Data supplied:
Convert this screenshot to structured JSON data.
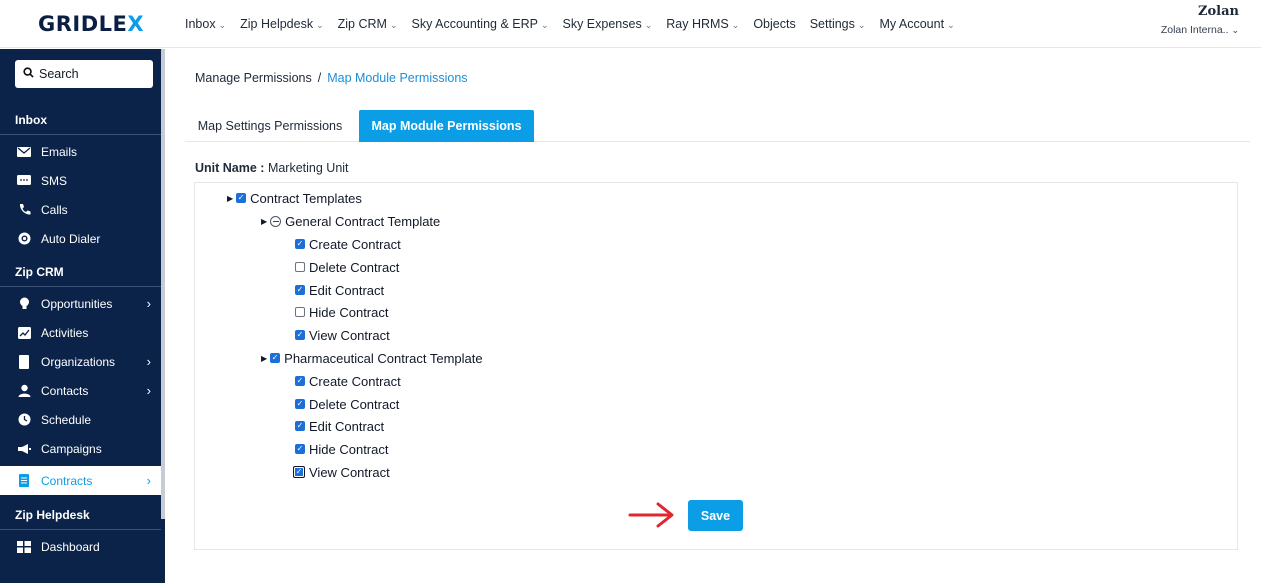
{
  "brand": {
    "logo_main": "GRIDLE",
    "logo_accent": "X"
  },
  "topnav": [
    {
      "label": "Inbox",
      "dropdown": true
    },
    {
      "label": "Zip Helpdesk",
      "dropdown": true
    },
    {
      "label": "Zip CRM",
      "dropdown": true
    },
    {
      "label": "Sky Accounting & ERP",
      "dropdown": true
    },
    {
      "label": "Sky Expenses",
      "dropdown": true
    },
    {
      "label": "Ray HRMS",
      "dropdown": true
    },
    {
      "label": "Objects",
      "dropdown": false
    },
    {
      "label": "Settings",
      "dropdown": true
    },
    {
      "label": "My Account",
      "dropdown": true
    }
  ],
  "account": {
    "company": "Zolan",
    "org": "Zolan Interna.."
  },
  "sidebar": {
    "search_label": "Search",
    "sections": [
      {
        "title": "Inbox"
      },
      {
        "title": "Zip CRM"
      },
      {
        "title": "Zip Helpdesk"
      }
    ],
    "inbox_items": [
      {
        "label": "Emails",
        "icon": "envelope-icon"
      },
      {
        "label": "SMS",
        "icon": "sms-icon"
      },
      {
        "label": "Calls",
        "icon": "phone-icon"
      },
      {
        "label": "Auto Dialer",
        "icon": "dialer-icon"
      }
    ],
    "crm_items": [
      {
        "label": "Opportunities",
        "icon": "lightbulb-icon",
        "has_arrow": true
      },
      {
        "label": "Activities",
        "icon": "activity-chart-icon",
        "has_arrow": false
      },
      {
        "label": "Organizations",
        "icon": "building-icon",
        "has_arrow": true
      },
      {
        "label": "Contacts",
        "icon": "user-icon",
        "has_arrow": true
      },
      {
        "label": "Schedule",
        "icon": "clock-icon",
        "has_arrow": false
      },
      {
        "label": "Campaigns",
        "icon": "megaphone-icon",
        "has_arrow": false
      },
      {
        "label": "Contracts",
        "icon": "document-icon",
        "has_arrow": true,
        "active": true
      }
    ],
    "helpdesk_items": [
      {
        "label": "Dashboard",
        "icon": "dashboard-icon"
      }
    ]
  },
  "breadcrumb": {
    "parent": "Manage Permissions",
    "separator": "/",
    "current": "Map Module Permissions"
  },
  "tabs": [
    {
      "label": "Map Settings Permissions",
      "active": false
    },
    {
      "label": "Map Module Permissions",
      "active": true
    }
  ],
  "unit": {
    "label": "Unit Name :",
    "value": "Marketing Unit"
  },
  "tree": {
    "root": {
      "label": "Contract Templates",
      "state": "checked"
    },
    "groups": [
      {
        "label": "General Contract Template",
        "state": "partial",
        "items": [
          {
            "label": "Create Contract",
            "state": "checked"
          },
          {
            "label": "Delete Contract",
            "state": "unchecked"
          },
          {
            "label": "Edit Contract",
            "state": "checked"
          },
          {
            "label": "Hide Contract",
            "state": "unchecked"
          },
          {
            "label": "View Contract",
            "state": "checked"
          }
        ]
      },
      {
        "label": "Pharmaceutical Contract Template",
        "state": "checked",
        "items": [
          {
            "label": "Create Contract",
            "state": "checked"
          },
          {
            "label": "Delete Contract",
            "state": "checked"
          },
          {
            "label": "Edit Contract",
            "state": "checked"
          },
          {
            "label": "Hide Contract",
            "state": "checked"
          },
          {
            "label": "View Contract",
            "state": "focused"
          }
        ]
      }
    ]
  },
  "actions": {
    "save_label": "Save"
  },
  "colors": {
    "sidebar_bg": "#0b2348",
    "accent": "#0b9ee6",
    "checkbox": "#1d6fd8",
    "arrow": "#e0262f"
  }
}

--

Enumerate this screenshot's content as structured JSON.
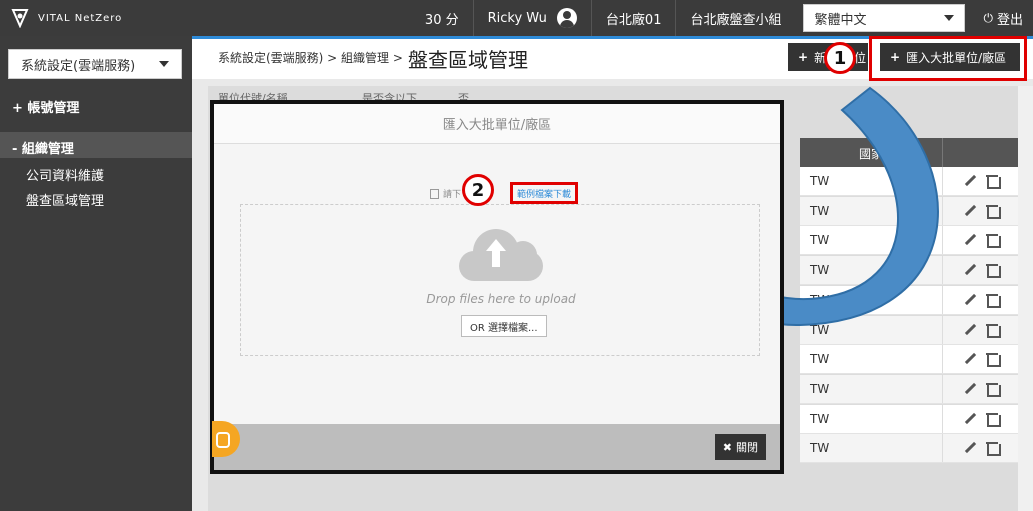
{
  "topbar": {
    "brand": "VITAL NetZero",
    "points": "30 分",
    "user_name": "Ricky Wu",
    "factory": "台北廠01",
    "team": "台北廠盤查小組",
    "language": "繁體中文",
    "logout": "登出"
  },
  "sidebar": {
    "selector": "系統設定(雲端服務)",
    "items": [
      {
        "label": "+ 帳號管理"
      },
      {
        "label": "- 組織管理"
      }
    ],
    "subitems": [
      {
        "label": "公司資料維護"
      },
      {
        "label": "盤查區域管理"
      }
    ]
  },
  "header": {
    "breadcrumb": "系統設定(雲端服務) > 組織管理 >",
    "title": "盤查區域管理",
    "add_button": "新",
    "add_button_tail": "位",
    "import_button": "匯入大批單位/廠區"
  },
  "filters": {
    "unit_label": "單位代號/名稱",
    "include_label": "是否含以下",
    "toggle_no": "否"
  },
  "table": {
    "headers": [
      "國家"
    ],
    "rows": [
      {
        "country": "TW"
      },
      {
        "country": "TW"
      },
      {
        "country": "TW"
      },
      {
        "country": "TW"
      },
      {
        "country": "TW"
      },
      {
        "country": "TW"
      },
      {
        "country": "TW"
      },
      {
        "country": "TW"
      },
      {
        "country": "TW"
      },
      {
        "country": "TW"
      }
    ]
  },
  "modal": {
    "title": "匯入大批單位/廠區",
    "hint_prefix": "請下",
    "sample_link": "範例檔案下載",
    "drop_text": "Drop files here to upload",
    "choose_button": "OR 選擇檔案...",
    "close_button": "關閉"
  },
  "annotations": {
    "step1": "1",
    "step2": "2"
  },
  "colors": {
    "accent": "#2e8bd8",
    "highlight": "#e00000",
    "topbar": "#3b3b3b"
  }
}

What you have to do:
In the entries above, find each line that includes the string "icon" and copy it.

Solution:
        "icon": "envelope-icon"
        "icon": "sms-icon"
        "icon": "phone-icon"
        "icon": "dialer-icon"
        "icon": "lightbulb-icon",
        "icon": "activity-chart-icon",
        "icon": "building-icon",
        "icon": "user-icon",
        "icon": "clock-icon",
        "icon": "megaphone-icon",
        "icon": "document-icon",
        "icon": "dashboard-icon"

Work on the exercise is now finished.